### PROBLEM REQUIREMENTS
Your answer should be every line from the records that contains "руководством".

Dataset records:

........

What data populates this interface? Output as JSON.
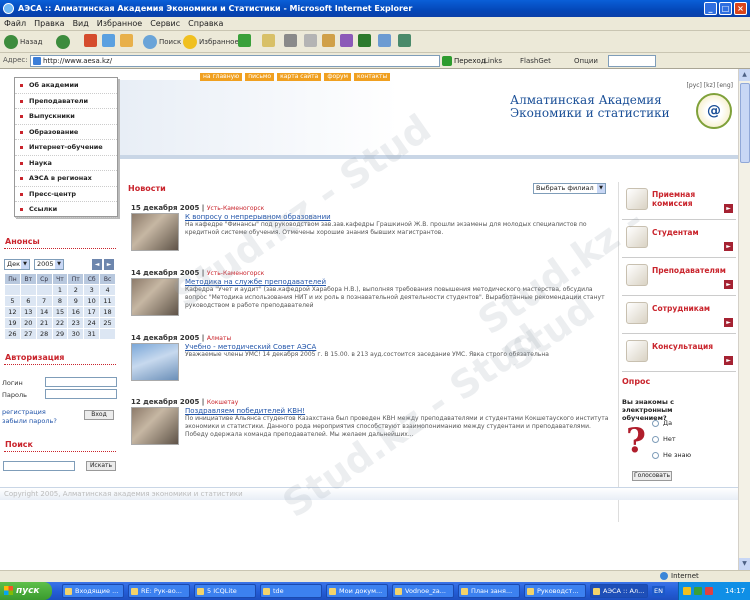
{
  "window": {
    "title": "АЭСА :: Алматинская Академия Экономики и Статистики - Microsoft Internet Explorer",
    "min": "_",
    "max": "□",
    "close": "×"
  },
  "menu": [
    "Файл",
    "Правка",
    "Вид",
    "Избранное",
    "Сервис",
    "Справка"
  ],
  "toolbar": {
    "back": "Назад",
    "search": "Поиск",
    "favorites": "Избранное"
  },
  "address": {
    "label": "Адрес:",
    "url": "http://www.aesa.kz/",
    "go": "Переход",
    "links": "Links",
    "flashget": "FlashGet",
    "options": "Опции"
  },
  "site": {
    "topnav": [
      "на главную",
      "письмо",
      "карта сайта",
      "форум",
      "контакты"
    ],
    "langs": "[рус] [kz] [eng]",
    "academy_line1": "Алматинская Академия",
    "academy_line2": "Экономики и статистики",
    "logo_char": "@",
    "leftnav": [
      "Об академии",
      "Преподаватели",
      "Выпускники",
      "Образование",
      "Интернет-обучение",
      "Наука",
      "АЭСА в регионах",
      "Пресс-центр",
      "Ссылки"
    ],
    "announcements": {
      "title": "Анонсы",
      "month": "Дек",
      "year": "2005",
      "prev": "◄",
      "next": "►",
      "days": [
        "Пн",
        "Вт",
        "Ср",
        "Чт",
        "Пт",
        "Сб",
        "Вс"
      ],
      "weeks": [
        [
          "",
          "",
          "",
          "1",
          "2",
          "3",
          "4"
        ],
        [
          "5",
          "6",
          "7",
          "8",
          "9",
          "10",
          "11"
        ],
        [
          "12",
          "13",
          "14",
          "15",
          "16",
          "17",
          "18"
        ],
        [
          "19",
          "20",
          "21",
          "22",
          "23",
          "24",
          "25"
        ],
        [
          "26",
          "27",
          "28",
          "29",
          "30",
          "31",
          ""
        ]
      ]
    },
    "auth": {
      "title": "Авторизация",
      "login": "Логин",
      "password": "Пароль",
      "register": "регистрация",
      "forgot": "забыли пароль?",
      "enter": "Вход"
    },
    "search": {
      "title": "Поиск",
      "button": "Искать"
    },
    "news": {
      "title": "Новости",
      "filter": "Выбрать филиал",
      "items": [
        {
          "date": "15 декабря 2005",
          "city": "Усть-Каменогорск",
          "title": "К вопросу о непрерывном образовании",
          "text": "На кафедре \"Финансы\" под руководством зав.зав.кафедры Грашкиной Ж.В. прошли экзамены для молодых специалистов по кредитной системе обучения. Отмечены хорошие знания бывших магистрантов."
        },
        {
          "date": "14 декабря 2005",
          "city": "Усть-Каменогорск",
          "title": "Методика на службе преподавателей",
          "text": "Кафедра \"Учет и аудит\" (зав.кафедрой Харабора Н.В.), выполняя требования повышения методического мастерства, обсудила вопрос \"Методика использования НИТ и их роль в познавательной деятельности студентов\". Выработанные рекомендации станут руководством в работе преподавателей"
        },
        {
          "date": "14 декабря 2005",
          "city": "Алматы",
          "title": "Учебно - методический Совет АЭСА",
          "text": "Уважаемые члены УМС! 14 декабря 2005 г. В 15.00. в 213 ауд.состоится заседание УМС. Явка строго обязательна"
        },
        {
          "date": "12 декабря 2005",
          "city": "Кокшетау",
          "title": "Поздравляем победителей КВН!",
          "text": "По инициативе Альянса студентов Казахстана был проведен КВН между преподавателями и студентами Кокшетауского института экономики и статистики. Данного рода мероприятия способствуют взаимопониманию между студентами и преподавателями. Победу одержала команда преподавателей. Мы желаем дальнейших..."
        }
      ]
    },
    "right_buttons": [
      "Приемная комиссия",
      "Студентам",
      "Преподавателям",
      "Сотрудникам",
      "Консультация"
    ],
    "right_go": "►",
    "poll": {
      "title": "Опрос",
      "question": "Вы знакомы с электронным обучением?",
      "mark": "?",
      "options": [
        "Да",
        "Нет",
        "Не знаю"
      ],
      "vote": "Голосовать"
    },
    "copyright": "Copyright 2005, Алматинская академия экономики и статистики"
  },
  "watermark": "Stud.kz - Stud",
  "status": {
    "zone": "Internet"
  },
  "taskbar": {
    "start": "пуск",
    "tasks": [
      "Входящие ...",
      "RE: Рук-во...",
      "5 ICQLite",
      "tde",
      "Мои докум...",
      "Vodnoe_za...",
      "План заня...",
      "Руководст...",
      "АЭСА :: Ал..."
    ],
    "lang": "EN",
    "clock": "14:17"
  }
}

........

### RESPONSE AREA
          "text": "На кафедре \"Финансы\" под руководством зав.зав.кафедры Грашкиной Ж.В. прошли экзамены для молодых специалистов по кредитной системе обучения. Отмечены хорошие знания бывших магистрантов."
          "text": "Кафедра \"Учет и аудит\" (зав.кафедрой Харабора Н.В.), выполняя требования повышения методического мастерства, обсудила вопрос \"Методика использования НИТ и их роль в познавательной деятельности студентов\". Выработанные рекомендации станут руководством в работе преподавателей"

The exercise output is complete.